What you should do = Take every line from the data that has the word "this" in it.
[Data provided — start]
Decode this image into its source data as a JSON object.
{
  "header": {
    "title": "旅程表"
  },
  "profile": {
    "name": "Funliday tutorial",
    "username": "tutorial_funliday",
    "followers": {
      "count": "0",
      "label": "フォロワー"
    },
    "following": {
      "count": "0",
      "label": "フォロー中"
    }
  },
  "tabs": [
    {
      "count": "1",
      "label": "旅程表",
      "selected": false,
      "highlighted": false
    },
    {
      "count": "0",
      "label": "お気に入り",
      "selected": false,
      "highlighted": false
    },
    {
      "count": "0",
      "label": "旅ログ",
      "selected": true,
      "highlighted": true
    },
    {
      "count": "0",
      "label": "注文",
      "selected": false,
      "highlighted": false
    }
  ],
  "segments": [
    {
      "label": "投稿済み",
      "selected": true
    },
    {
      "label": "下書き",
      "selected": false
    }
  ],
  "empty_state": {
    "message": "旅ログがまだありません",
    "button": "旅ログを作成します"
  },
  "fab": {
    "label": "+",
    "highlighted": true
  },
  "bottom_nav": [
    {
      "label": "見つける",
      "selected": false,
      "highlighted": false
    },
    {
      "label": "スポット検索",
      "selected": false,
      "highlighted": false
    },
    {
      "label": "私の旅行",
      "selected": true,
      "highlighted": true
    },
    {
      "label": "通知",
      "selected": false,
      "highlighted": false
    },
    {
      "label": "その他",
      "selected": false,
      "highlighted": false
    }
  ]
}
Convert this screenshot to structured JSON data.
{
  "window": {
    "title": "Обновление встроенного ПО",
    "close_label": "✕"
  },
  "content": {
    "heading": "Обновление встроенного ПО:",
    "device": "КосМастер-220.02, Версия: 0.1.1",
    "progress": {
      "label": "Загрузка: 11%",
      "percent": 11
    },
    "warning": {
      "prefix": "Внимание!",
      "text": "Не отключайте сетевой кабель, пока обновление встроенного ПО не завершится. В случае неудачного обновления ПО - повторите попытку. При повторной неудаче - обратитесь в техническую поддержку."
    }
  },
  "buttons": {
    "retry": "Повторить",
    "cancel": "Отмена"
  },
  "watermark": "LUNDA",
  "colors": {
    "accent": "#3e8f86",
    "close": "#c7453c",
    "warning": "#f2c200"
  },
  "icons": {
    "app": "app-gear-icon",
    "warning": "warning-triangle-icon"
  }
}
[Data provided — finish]
Exercise answer =
Decode this image into its source data as a JSON object.
Convert this screenshot to structured JSON data.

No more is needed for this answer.